- Opening Delimiter -

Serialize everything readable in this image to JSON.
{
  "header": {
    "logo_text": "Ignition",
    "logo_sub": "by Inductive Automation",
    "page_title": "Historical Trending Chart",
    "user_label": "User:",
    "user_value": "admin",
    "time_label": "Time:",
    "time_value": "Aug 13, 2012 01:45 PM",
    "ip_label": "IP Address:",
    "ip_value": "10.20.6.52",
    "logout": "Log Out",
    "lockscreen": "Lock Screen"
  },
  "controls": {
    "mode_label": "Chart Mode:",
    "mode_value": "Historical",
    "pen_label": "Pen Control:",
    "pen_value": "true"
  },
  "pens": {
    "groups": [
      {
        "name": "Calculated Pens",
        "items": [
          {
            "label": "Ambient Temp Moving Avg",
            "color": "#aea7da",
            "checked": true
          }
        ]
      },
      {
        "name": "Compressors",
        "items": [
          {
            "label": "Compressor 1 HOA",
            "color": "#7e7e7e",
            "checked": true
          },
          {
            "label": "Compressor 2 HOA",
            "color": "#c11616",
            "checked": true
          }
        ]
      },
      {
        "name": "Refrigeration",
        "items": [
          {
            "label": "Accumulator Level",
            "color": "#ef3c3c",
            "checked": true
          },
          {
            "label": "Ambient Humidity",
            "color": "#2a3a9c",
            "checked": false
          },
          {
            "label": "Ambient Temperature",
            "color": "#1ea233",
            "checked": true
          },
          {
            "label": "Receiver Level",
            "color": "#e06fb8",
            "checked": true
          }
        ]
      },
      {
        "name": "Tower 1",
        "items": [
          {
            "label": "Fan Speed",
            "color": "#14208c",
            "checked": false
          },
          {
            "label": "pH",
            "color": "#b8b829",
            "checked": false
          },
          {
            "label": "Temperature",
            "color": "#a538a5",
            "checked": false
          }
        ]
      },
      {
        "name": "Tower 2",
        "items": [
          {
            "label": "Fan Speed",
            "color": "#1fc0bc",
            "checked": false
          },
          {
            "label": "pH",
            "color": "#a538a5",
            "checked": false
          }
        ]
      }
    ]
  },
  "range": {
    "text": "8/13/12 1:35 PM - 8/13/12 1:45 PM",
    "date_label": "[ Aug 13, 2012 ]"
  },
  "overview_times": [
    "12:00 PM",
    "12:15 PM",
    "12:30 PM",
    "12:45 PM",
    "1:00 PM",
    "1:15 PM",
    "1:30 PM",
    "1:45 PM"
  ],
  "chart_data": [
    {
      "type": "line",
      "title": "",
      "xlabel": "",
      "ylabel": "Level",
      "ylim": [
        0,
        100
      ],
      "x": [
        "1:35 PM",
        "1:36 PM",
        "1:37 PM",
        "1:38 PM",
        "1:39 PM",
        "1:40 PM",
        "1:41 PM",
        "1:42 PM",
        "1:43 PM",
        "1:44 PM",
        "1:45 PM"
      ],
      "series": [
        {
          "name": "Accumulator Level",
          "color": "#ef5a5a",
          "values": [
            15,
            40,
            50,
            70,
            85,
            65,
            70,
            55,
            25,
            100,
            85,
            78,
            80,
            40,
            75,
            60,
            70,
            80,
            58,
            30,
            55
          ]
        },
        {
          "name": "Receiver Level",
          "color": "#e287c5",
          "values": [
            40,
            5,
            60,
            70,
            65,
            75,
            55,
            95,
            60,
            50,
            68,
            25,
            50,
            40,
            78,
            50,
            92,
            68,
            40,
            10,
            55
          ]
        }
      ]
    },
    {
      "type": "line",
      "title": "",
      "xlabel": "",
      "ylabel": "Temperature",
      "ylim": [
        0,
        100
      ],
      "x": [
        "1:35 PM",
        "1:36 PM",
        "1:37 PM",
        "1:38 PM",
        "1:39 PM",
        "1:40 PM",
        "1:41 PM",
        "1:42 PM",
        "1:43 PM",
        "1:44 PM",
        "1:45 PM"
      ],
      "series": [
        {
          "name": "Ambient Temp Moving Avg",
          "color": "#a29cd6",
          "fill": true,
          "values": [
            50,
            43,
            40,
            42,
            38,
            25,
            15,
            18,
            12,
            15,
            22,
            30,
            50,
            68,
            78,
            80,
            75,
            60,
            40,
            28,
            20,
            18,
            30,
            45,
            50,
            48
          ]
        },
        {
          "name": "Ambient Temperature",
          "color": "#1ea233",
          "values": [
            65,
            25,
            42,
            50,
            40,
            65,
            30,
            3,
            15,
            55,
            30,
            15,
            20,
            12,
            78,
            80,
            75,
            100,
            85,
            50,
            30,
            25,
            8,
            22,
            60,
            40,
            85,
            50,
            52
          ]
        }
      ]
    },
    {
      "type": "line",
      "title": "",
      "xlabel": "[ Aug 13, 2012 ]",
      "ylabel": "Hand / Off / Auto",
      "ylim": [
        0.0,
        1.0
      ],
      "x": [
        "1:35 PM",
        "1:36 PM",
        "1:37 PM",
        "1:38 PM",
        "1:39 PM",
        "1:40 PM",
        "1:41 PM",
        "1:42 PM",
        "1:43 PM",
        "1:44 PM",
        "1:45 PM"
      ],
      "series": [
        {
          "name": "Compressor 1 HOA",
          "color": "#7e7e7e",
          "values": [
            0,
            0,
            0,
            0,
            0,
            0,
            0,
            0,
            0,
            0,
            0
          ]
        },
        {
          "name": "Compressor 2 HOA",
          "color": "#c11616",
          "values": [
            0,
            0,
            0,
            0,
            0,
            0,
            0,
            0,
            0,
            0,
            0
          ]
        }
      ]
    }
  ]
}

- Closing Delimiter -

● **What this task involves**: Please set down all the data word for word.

● **Reply to the task**:
Serialize everything readable in this image to JSON.
{
  "header": {
    "logo_text": "Ignition",
    "logo_sub": "by Inductive Automation",
    "page_title": "Historical Trending Chart",
    "user_label": "User:",
    "user_value": "admin",
    "time_label": "Time:",
    "time_value": "Aug 13, 2012 01:45 PM",
    "ip_label": "IP Address:",
    "ip_value": "10.20.6.52",
    "logout": "Log Out",
    "lockscreen": "Lock Screen"
  },
  "controls": {
    "mode_label": "Chart Mode:",
    "mode_value": "Historical",
    "pen_label": "Pen Control:",
    "pen_value": "true"
  },
  "pens": {
    "groups": [
      {
        "name": "Calculated Pens",
        "items": [
          {
            "label": "Ambient Temp Moving Avg",
            "color": "#aea7da",
            "checked": true
          }
        ]
      },
      {
        "name": "Compressors",
        "items": [
          {
            "label": "Compressor 1 HOA",
            "color": "#7e7e7e",
            "checked": true
          },
          {
            "label": "Compressor 2 HOA",
            "color": "#c11616",
            "checked": true
          }
        ]
      },
      {
        "name": "Refrigeration",
        "items": [
          {
            "label": "Accumulator Level",
            "color": "#ef3c3c",
            "checked": true
          },
          {
            "label": "Ambient Humidity",
            "color": "#2a3a9c",
            "checked": false
          },
          {
            "label": "Ambient Temperature",
            "color": "#1ea233",
            "checked": true
          },
          {
            "label": "Receiver Level",
            "color": "#e06fb8",
            "checked": true
          }
        ]
      },
      {
        "name": "Tower 1",
        "items": [
          {
            "label": "Fan Speed",
            "color": "#14208c",
            "checked": false
          },
          {
            "label": "pH",
            "color": "#b8b829",
            "checked": false
          },
          {
            "label": "Temperature",
            "color": "#a538a5",
            "checked": false
          }
        ]
      },
      {
        "name": "Tower 2",
        "items": [
          {
            "label": "Fan Speed",
            "color": "#1fc0bc",
            "checked": false
          },
          {
            "label": "pH",
            "color": "#a538a5",
            "checked": false
          }
        ]
      }
    ]
  },
  "range": {
    "text": "8/13/12 1:35 PM - 8/13/12 1:45 PM",
    "date_label": "[ Aug 13, 2012 ]"
  },
  "overview_times": [
    "12:00 PM",
    "12:15 PM",
    "12:30 PM",
    "12:45 PM",
    "1:00 PM",
    "1:15 PM",
    "1:30 PM",
    "1:45 PM"
  ],
  "chart_data": [
    {
      "type": "line",
      "title": "",
      "xlabel": "",
      "ylabel": "Level",
      "ylim": [
        0,
        100
      ],
      "x": [
        "1:35 PM",
        "1:36 PM",
        "1:37 PM",
        "1:38 PM",
        "1:39 PM",
        "1:40 PM",
        "1:41 PM",
        "1:42 PM",
        "1:43 PM",
        "1:44 PM",
        "1:45 PM"
      ],
      "series": [
        {
          "name": "Accumulator Level",
          "color": "#ef5a5a",
          "values": [
            15,
            40,
            50,
            70,
            85,
            65,
            70,
            55,
            25,
            100,
            85,
            78,
            80,
            40,
            75,
            60,
            70,
            80,
            58,
            30,
            55
          ]
        },
        {
          "name": "Receiver Level",
          "color": "#e287c5",
          "values": [
            40,
            5,
            60,
            70,
            65,
            75,
            55,
            95,
            60,
            50,
            68,
            25,
            50,
            40,
            78,
            50,
            92,
            68,
            40,
            10,
            55
          ]
        }
      ]
    },
    {
      "type": "line",
      "title": "",
      "xlabel": "",
      "ylabel": "Temperature",
      "ylim": [
        0,
        100
      ],
      "x": [
        "1:35 PM",
        "1:36 PM",
        "1:37 PM",
        "1:38 PM",
        "1:39 PM",
        "1:40 PM",
        "1:41 PM",
        "1:42 PM",
        "1:43 PM",
        "1:44 PM",
        "1:45 PM"
      ],
      "series": [
        {
          "name": "Ambient Temp Moving Avg",
          "color": "#a29cd6",
          "fill": true,
          "values": [
            50,
            43,
            40,
            42,
            38,
            25,
            15,
            18,
            12,
            15,
            22,
            30,
            50,
            68,
            78,
            80,
            75,
            60,
            40,
            28,
            20,
            18,
            30,
            45,
            50,
            48
          ]
        },
        {
          "name": "Ambient Temperature",
          "color": "#1ea233",
          "values": [
            65,
            25,
            42,
            50,
            40,
            65,
            30,
            3,
            15,
            55,
            30,
            15,
            20,
            12,
            78,
            80,
            75,
            100,
            85,
            50,
            30,
            25,
            8,
            22,
            60,
            40,
            85,
            50,
            52
          ]
        }
      ]
    },
    {
      "type": "line",
      "title": "",
      "xlabel": "[ Aug 13, 2012 ]",
      "ylabel": "Hand / Off / Auto",
      "ylim": [
        0.0,
        1.0
      ],
      "x": [
        "1:35 PM",
        "1:36 PM",
        "1:37 PM",
        "1:38 PM",
        "1:39 PM",
        "1:40 PM",
        "1:41 PM",
        "1:42 PM",
        "1:43 PM",
        "1:44 PM",
        "1:45 PM"
      ],
      "series": [
        {
          "name": "Compressor 1 HOA",
          "color": "#7e7e7e",
          "values": [
            0,
            0,
            0,
            0,
            0,
            0,
            0,
            0,
            0,
            0,
            0
          ]
        },
        {
          "name": "Compressor 2 HOA",
          "color": "#c11616",
          "values": [
            0,
            0,
            0,
            0,
            0,
            0,
            0,
            0,
            0,
            0,
            0
          ]
        }
      ]
    }
  ]
}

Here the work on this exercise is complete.